Lazar J. Greenfield, MD, FACS of Ann Arbor, MI, was the recipient of the 16th Jacobson Innovation Award of the American College of Surgeons. The Jacobson Award, which honors living surgeons who have been innovators of a new development or technique in any field of surgery, was presented to Dr. Greenfield during a dinner that was held in conjunction with the ACS Board of Regents meeting.
An internationally recognized expert in vascular surgery, Dr. Greenfield was honored with the Jacobson Award in recognition of his seminal contributions in the technical development of the Greenfield filter, a device which changed the technology associated with the pulmonary embolic complications of deep venous thrombosis. The Greenfield vena cava filter is an implantable device inserted via a peripheral vein and was designed to prevent blood clots from reaching the lungs, a condition otherwise known as pulmonary embolism.
Since its introduction, the Greenfield filter has been implanted in more than 600,000 patients. The filter is invaluable to immobile patients since they are at highest risk of a blood clot due to the lack of movement. Before the invention of the Greenfield filter, surgeons would try to prevent pulmonary embolism by surgically closing, partitioning, or clipping the inferior vena cava, thereby stopping blood flow in the vein and forcing the blood to return to the heart through other veins.
The introduction of the Greenfield filter in 1973 provided the first effective method of trapping clots within blood vessels while simultaneously preserving blood flow within the IVC. Although blood-thinners have proved effective at preventing blood clots, many people, especially trauma patients, cannot take these agents because they pose an increased risk of internal bleeding and death.
The impetus for developing the filter came from a surgical emergency Dr. Greenfield encountered in 1968 when he treated a 23-year-old patient who sustained multiple fractures to both legs and the pelvis following a motorcycle accident, and developed a massive pulmonary embolism. Despite putting the patient on a heart-lung machine and applying the most aggressive surgical treatment of the time to remove numerous blood clots from the patient’s lungs, the patient did not survive.

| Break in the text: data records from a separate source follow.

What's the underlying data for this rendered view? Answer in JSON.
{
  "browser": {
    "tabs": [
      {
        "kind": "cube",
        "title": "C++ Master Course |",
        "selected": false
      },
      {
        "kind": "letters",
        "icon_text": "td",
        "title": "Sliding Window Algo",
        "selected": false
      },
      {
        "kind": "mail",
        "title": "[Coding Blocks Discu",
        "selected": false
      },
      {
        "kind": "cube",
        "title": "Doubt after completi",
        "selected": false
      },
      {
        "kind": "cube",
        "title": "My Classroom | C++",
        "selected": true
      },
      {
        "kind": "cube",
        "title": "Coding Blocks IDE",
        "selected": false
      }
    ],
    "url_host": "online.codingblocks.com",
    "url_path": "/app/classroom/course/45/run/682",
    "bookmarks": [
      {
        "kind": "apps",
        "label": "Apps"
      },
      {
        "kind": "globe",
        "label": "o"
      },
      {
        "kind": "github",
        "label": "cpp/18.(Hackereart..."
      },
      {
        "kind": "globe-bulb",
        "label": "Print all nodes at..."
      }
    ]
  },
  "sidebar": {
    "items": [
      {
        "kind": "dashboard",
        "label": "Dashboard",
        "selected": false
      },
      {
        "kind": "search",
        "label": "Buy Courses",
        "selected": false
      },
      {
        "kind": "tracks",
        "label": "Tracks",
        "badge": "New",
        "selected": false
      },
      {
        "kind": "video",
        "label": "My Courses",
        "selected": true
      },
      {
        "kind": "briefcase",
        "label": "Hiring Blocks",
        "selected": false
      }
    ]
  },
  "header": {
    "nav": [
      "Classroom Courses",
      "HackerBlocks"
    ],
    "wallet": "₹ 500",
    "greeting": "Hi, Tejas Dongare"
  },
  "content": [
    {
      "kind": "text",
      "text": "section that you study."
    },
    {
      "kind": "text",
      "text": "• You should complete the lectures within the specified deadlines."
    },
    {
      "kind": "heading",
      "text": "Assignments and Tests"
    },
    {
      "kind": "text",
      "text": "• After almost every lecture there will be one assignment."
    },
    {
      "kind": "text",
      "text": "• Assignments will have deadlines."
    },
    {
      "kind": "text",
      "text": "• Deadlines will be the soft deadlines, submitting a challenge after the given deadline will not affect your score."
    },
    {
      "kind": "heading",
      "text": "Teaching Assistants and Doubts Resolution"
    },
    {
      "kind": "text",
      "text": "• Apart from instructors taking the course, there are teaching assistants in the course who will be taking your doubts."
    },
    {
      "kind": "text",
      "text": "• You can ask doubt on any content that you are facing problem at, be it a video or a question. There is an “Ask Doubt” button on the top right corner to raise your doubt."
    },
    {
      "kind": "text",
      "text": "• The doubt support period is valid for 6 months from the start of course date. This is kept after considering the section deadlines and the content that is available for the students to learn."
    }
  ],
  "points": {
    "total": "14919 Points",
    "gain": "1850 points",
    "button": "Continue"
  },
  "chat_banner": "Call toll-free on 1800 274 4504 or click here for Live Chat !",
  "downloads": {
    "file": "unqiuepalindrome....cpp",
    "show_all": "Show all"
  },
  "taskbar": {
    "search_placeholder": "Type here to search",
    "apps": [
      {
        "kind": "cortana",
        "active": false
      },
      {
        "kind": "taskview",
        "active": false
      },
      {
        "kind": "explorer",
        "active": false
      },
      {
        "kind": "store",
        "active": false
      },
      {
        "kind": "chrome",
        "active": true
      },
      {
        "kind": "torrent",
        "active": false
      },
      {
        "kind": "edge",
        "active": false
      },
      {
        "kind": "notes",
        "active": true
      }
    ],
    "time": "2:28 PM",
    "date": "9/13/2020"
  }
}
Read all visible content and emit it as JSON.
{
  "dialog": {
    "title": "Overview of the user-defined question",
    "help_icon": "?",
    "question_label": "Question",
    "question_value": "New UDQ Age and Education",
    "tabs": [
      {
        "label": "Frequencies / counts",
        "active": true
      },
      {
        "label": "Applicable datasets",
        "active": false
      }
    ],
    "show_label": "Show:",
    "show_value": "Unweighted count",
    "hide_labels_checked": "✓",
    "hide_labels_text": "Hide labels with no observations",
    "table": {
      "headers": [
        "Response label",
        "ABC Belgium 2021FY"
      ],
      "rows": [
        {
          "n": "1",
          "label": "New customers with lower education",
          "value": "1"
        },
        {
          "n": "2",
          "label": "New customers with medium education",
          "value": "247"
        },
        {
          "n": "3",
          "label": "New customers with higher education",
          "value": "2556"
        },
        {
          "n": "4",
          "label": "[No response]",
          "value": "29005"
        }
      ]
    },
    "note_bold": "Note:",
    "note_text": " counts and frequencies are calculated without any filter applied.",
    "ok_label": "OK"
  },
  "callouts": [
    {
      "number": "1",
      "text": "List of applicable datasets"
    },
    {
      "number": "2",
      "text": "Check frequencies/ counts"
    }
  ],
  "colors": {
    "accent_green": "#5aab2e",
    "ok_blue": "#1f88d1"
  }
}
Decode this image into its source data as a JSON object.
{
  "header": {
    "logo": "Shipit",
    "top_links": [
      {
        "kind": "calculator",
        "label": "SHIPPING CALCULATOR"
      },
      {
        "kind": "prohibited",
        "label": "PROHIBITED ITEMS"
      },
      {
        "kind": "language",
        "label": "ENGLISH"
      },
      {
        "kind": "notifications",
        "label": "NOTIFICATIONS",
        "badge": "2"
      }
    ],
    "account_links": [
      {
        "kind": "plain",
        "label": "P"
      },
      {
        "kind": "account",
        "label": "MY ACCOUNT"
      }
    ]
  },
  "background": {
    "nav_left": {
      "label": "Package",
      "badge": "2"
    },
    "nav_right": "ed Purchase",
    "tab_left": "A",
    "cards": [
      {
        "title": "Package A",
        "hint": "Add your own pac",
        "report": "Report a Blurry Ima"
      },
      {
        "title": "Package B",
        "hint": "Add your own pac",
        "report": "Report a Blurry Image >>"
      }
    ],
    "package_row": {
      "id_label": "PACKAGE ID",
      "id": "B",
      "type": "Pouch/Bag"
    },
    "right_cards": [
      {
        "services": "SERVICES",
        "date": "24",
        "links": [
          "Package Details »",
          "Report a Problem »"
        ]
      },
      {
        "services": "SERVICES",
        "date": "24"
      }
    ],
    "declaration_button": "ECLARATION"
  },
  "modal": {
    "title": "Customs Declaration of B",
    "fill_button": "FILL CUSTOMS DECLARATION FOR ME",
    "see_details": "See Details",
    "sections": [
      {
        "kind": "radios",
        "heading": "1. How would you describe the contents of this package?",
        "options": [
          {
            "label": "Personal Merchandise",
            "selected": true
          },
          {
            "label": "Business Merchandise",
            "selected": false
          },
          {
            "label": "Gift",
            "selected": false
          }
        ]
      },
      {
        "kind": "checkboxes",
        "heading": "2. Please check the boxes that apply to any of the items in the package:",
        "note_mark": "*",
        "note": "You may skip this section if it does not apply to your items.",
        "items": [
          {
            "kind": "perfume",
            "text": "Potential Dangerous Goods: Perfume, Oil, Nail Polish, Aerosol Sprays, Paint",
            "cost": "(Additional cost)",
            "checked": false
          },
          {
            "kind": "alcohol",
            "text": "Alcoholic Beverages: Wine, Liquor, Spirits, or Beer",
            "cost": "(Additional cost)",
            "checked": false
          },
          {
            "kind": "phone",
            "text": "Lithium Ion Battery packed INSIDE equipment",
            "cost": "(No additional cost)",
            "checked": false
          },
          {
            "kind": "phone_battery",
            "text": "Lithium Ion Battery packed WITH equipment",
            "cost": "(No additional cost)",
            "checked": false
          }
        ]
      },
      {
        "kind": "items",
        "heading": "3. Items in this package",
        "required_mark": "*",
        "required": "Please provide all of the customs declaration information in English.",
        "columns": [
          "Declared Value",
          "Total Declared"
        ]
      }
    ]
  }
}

Two years later he worked with Garman Kimmel, an oil-industry engineer and prolific inventor, to create an implantable filter for trapping blood clots before they can reach the lungs. The cone-shaped device consisted of six legs converging in the center that spanned roughly an inch across the vena cava. It had tiny hooks that secured it in place in the blood-vessel wall and corrugations in the legs that kept clots from slipping through. Clots that collected in the filter’s conical nose almost always dissolved as a result of the continuous flow of blood, which has natural clot-dissolving properties.
Currently, there are eight filter designs, including the Greenfield filter, approved for use by the FDA. For many years, the Greenfield filter has served as the benchmark by which newer filters were measured because it has the best long-term record. It has a recurrent pulmonary embolism rate of three percent, and studies have shown it to be more than 95 percent safe and effective.
Dr. Greenfield received his medical degree from Baylor University College of Medicine, in 1958 and completed his surgical training in general and thoracic surgery at the Johns Hopkins Hospital in Baltimore. During his training, Dr. Greenfield spent two years conducting research at the National Heart, Lung, and Blood Institute of the National Institutes of Health. In 1974 Dr. Greenfield was appointed the Stuart McGuire Professor and Chair at the Virginia Commonwealth University, a post he held for 13 years.
Following his work at VCU, Dr. Greenfield became the F.A. Coller Distinguished Professor of Surgery and chairman of the department of surgery at the University of Michigan, and is currently professor emeritus of surgery there. He has been a Fellow of the American College of Surgeons since 1968.